**Aim of the exercise**
For this exercise, return the line containing "Serialize everything readable" and every line after it through the end of the records below, without alteration.

[Website and app data records]

====================

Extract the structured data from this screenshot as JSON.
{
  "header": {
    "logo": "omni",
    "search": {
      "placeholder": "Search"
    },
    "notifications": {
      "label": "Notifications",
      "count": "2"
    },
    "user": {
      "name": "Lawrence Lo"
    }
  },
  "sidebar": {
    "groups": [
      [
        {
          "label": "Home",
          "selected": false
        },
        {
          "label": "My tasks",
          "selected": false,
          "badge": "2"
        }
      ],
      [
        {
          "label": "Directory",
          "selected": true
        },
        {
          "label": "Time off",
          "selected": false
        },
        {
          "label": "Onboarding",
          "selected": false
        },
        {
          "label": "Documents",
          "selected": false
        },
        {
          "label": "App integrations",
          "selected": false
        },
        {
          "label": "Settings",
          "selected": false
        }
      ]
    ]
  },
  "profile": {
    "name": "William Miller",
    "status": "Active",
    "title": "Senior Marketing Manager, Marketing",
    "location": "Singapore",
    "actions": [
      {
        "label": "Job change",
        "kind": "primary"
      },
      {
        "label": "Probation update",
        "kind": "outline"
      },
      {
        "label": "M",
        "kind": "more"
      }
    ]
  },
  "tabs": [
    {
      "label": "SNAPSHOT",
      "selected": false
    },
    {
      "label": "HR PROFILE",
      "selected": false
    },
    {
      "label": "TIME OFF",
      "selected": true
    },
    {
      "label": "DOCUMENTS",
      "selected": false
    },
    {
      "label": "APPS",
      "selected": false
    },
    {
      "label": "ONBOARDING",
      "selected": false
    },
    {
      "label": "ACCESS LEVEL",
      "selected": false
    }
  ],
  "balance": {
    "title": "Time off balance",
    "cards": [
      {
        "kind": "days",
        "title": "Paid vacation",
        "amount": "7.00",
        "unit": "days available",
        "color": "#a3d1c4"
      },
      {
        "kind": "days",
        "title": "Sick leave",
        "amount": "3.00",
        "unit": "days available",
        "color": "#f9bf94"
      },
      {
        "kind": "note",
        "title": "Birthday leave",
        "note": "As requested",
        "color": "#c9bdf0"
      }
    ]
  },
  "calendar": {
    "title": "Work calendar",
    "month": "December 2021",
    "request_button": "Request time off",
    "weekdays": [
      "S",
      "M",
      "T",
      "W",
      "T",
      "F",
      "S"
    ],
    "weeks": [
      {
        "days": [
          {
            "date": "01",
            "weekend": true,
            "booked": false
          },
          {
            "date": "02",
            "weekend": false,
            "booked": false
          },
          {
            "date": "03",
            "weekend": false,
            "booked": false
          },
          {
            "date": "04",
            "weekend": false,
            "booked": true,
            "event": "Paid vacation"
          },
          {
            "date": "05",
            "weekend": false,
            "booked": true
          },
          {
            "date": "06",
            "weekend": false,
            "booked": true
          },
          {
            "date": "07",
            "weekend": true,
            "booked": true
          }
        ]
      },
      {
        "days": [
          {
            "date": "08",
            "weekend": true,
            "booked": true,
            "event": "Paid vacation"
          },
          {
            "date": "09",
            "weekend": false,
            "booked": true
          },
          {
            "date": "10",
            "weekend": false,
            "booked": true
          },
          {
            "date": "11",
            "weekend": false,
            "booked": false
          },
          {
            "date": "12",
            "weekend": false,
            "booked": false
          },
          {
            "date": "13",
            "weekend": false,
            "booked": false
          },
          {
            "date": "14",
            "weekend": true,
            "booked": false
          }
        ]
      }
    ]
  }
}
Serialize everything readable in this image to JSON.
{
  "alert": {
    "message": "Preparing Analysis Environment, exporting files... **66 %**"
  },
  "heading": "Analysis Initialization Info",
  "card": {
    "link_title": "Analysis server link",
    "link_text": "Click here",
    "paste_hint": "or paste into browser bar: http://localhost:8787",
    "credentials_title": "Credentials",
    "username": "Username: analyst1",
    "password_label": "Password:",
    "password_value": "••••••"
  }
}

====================

**Response to the exercise**
Serialize everything readable in this image to JSON.
{
  "alert": {
    "message": "Preparing Analysis Environment, exporting files... **66 %**"
  },
  "heading": "Analysis Initialization Info",
  "card": {
    "link_title": "Analysis server link",
    "link_text": "Click here",
    "paste_hint": "or paste into browser bar: http://localhost:8787",
    "credentials_title": "Credentials",
    "username": "Username: analyst1",
    "password_label": "Password:",
    "password_value": "••••••"
  }
}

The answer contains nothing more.